- _TASK BRIEF_
Among the entries below, how many lines have the word "sesskey"? Answer only with the number.

- _TASK INPUT_
:::::

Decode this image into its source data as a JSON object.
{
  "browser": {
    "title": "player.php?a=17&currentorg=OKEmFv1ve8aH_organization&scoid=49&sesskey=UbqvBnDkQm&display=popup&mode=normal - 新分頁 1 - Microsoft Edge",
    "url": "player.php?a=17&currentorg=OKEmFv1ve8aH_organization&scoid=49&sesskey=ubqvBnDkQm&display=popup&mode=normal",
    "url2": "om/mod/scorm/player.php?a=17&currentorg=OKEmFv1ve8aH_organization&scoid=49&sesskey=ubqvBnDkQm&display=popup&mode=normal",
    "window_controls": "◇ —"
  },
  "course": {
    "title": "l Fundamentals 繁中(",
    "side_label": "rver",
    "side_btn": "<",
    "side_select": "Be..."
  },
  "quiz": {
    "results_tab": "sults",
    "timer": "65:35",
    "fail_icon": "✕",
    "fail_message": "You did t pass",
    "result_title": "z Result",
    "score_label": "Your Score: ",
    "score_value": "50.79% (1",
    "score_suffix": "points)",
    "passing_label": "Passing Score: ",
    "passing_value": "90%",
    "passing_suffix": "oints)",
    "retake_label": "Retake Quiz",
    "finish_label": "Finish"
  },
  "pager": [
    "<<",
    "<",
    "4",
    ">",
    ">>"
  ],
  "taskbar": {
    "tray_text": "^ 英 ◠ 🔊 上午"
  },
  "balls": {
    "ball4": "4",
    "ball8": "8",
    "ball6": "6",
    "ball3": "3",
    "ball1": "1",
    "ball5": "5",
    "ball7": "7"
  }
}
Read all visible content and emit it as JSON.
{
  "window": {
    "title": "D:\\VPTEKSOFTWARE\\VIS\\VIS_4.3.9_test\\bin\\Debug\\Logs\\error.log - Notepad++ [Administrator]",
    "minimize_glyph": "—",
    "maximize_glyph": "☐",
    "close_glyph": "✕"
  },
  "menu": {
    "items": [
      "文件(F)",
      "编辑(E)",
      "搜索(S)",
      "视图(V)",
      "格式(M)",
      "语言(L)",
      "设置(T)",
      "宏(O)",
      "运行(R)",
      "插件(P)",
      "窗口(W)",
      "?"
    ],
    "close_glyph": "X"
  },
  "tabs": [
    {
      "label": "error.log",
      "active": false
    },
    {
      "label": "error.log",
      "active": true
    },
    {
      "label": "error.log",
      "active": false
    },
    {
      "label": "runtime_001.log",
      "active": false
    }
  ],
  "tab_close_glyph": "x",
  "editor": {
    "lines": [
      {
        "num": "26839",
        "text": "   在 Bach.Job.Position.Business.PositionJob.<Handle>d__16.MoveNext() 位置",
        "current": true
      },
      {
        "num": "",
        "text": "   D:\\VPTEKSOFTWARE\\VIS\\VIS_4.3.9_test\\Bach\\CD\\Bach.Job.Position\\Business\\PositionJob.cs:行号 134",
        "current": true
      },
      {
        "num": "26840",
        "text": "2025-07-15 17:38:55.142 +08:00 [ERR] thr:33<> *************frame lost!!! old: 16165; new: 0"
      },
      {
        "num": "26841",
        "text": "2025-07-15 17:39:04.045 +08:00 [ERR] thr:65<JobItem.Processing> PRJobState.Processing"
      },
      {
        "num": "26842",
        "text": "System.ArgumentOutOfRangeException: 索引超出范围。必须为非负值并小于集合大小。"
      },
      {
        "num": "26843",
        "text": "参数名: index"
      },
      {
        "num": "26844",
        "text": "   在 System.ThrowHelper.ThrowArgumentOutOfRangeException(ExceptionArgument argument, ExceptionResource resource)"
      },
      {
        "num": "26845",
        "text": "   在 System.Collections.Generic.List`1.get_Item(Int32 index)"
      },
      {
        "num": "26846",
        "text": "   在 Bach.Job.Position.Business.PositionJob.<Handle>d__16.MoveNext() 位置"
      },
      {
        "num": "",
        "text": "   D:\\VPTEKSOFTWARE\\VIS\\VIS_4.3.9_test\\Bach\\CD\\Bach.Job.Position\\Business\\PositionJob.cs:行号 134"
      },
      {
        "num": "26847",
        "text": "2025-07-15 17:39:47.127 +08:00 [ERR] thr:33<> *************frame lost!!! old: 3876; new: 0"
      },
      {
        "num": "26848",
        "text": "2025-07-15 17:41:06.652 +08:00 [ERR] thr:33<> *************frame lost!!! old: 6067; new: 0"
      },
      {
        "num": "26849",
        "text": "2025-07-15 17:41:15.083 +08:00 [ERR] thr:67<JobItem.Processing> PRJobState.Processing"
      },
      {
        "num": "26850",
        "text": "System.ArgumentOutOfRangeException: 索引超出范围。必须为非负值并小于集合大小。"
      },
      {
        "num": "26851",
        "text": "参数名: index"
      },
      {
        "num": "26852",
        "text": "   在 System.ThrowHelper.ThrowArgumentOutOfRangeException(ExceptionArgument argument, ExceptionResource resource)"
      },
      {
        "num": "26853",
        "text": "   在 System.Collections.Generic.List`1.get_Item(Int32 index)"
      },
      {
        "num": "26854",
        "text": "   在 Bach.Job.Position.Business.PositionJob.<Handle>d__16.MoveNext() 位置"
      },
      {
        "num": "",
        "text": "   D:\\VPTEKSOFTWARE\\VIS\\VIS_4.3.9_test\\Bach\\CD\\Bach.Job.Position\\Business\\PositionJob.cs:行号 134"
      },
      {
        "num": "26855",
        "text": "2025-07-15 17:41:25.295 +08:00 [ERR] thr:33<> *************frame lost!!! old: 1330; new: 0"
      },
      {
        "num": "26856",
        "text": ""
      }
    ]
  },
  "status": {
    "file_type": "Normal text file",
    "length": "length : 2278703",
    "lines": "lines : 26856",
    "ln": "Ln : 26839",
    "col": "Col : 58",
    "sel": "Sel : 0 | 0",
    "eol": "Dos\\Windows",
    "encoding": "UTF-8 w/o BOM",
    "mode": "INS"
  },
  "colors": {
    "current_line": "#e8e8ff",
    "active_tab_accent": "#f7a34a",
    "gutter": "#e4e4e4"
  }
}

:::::

- _TASK OUTPUT_
3